→ **What is needed**
The records that follow are to be repeated exactly, with the pictures removed.

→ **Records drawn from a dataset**

□ □ □

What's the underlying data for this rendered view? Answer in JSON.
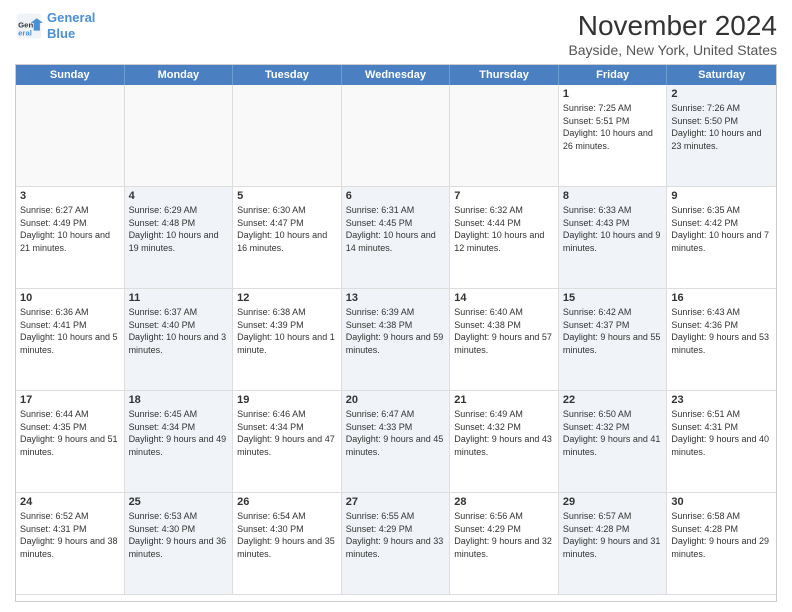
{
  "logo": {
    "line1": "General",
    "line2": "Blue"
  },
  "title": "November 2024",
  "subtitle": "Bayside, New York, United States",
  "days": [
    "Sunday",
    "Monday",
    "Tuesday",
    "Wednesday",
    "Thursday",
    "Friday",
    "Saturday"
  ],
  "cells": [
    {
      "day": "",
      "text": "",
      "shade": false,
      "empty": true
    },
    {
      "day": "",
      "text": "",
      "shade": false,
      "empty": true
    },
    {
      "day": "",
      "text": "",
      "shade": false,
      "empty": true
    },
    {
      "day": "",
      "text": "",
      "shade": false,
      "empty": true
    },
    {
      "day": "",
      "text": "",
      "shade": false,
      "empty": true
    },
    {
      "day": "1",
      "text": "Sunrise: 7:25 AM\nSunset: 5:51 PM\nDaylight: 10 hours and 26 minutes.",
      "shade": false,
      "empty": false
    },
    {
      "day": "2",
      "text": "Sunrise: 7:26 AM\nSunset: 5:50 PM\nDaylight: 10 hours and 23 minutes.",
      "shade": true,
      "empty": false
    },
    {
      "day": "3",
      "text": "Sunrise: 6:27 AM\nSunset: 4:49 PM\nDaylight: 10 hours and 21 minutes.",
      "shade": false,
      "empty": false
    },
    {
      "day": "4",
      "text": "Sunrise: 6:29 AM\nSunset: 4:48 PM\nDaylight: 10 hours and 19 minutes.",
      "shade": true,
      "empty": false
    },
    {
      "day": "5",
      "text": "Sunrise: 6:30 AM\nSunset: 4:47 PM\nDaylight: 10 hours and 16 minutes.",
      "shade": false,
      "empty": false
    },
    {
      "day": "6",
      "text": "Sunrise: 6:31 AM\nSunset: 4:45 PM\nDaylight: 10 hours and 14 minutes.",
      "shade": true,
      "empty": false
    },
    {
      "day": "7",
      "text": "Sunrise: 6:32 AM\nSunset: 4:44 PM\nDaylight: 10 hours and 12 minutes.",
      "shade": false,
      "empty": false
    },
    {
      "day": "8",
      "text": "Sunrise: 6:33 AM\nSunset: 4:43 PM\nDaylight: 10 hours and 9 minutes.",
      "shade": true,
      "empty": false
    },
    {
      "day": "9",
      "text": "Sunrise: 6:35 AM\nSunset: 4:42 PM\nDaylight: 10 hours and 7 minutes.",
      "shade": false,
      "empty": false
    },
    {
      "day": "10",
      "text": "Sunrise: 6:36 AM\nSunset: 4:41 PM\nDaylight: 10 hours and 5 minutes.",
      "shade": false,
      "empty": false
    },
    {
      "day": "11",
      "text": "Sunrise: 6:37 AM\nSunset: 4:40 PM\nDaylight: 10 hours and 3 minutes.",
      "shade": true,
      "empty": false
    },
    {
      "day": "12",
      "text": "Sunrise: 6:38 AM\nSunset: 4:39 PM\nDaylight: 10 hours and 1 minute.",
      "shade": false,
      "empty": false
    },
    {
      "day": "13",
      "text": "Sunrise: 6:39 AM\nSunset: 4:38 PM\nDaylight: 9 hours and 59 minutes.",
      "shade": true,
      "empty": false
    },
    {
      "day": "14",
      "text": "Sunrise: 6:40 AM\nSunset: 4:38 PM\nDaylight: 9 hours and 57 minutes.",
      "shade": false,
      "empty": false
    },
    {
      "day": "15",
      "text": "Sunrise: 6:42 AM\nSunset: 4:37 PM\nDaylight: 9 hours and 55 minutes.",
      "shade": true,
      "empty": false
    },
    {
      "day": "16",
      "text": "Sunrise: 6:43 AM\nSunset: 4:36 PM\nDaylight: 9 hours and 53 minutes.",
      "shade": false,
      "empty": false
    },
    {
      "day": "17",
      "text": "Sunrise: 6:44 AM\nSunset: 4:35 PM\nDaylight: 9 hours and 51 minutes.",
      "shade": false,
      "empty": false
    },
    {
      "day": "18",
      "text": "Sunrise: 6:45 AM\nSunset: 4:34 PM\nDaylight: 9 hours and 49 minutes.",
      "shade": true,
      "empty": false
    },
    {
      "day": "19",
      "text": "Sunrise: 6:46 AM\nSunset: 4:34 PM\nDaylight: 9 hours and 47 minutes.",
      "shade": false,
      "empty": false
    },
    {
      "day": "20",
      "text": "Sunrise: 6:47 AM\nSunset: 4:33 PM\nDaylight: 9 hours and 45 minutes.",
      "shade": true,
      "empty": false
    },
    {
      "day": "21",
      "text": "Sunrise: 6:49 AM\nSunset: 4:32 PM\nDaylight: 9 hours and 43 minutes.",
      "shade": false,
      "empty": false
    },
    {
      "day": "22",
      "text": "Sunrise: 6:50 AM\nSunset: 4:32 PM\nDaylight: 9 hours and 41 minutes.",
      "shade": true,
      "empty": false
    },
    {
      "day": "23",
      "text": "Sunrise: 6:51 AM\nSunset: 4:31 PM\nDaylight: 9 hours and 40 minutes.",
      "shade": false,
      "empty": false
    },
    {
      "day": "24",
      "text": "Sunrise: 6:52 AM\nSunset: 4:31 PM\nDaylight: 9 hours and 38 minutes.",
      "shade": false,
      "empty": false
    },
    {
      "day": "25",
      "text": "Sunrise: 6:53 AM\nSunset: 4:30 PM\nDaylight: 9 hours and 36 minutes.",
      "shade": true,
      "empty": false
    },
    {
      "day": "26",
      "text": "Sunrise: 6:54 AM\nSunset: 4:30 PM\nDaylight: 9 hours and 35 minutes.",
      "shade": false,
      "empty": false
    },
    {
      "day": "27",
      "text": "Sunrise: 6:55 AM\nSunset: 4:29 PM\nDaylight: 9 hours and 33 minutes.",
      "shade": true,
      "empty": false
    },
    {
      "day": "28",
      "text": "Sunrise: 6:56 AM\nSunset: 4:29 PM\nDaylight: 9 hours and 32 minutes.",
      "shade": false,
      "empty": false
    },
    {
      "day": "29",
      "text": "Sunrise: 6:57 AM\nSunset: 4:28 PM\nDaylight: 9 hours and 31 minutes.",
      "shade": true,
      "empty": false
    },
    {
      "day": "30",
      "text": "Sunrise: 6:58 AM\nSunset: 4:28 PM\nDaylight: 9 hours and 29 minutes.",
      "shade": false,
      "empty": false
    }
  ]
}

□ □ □

→ **Reply**
What's the underlying data for this rendered view? Answer in JSON.
{
  "logo": {
    "line1": "General",
    "line2": "Blue"
  },
  "title": "November 2024",
  "subtitle": "Bayside, New York, United States",
  "days": [
    "Sunday",
    "Monday",
    "Tuesday",
    "Wednesday",
    "Thursday",
    "Friday",
    "Saturday"
  ],
  "cells": [
    {
      "day": "",
      "text": "",
      "shade": false,
      "empty": true
    },
    {
      "day": "",
      "text": "",
      "shade": false,
      "empty": true
    },
    {
      "day": "",
      "text": "",
      "shade": false,
      "empty": true
    },
    {
      "day": "",
      "text": "",
      "shade": false,
      "empty": true
    },
    {
      "day": "",
      "text": "",
      "shade": false,
      "empty": true
    },
    {
      "day": "1",
      "text": "Sunrise: 7:25 AM\nSunset: 5:51 PM\nDaylight: 10 hours and 26 minutes.",
      "shade": false,
      "empty": false
    },
    {
      "day": "2",
      "text": "Sunrise: 7:26 AM\nSunset: 5:50 PM\nDaylight: 10 hours and 23 minutes.",
      "shade": true,
      "empty": false
    },
    {
      "day": "3",
      "text": "Sunrise: 6:27 AM\nSunset: 4:49 PM\nDaylight: 10 hours and 21 minutes.",
      "shade": false,
      "empty": false
    },
    {
      "day": "4",
      "text": "Sunrise: 6:29 AM\nSunset: 4:48 PM\nDaylight: 10 hours and 19 minutes.",
      "shade": true,
      "empty": false
    },
    {
      "day": "5",
      "text": "Sunrise: 6:30 AM\nSunset: 4:47 PM\nDaylight: 10 hours and 16 minutes.",
      "shade": false,
      "empty": false
    },
    {
      "day": "6",
      "text": "Sunrise: 6:31 AM\nSunset: 4:45 PM\nDaylight: 10 hours and 14 minutes.",
      "shade": true,
      "empty": false
    },
    {
      "day": "7",
      "text": "Sunrise: 6:32 AM\nSunset: 4:44 PM\nDaylight: 10 hours and 12 minutes.",
      "shade": false,
      "empty": false
    },
    {
      "day": "8",
      "text": "Sunrise: 6:33 AM\nSunset: 4:43 PM\nDaylight: 10 hours and 9 minutes.",
      "shade": true,
      "empty": false
    },
    {
      "day": "9",
      "text": "Sunrise: 6:35 AM\nSunset: 4:42 PM\nDaylight: 10 hours and 7 minutes.",
      "shade": false,
      "empty": false
    },
    {
      "day": "10",
      "text": "Sunrise: 6:36 AM\nSunset: 4:41 PM\nDaylight: 10 hours and 5 minutes.",
      "shade": false,
      "empty": false
    },
    {
      "day": "11",
      "text": "Sunrise: 6:37 AM\nSunset: 4:40 PM\nDaylight: 10 hours and 3 minutes.",
      "shade": true,
      "empty": false
    },
    {
      "day": "12",
      "text": "Sunrise: 6:38 AM\nSunset: 4:39 PM\nDaylight: 10 hours and 1 minute.",
      "shade": false,
      "empty": false
    },
    {
      "day": "13",
      "text": "Sunrise: 6:39 AM\nSunset: 4:38 PM\nDaylight: 9 hours and 59 minutes.",
      "shade": true,
      "empty": false
    },
    {
      "day": "14",
      "text": "Sunrise: 6:40 AM\nSunset: 4:38 PM\nDaylight: 9 hours and 57 minutes.",
      "shade": false,
      "empty": false
    },
    {
      "day": "15",
      "text": "Sunrise: 6:42 AM\nSunset: 4:37 PM\nDaylight: 9 hours and 55 minutes.",
      "shade": true,
      "empty": false
    },
    {
      "day": "16",
      "text": "Sunrise: 6:43 AM\nSunset: 4:36 PM\nDaylight: 9 hours and 53 minutes.",
      "shade": false,
      "empty": false
    },
    {
      "day": "17",
      "text": "Sunrise: 6:44 AM\nSunset: 4:35 PM\nDaylight: 9 hours and 51 minutes.",
      "shade": false,
      "empty": false
    },
    {
      "day": "18",
      "text": "Sunrise: 6:45 AM\nSunset: 4:34 PM\nDaylight: 9 hours and 49 minutes.",
      "shade": true,
      "empty": false
    },
    {
      "day": "19",
      "text": "Sunrise: 6:46 AM\nSunset: 4:34 PM\nDaylight: 9 hours and 47 minutes.",
      "shade": false,
      "empty": false
    },
    {
      "day": "20",
      "text": "Sunrise: 6:47 AM\nSunset: 4:33 PM\nDaylight: 9 hours and 45 minutes.",
      "shade": true,
      "empty": false
    },
    {
      "day": "21",
      "text": "Sunrise: 6:49 AM\nSunset: 4:32 PM\nDaylight: 9 hours and 43 minutes.",
      "shade": false,
      "empty": false
    },
    {
      "day": "22",
      "text": "Sunrise: 6:50 AM\nSunset: 4:32 PM\nDaylight: 9 hours and 41 minutes.",
      "shade": true,
      "empty": false
    },
    {
      "day": "23",
      "text": "Sunrise: 6:51 AM\nSunset: 4:31 PM\nDaylight: 9 hours and 40 minutes.",
      "shade": false,
      "empty": false
    },
    {
      "day": "24",
      "text": "Sunrise: 6:52 AM\nSunset: 4:31 PM\nDaylight: 9 hours and 38 minutes.",
      "shade": false,
      "empty": false
    },
    {
      "day": "25",
      "text": "Sunrise: 6:53 AM\nSunset: 4:30 PM\nDaylight: 9 hours and 36 minutes.",
      "shade": true,
      "empty": false
    },
    {
      "day": "26",
      "text": "Sunrise: 6:54 AM\nSunset: 4:30 PM\nDaylight: 9 hours and 35 minutes.",
      "shade": false,
      "empty": false
    },
    {
      "day": "27",
      "text": "Sunrise: 6:55 AM\nSunset: 4:29 PM\nDaylight: 9 hours and 33 minutes.",
      "shade": true,
      "empty": false
    },
    {
      "day": "28",
      "text": "Sunrise: 6:56 AM\nSunset: 4:29 PM\nDaylight: 9 hours and 32 minutes.",
      "shade": false,
      "empty": false
    },
    {
      "day": "29",
      "text": "Sunrise: 6:57 AM\nSunset: 4:28 PM\nDaylight: 9 hours and 31 minutes.",
      "shade": true,
      "empty": false
    },
    {
      "day": "30",
      "text": "Sunrise: 6:58 AM\nSunset: 4:28 PM\nDaylight: 9 hours and 29 minutes.",
      "shade": false,
      "empty": false
    }
  ]
}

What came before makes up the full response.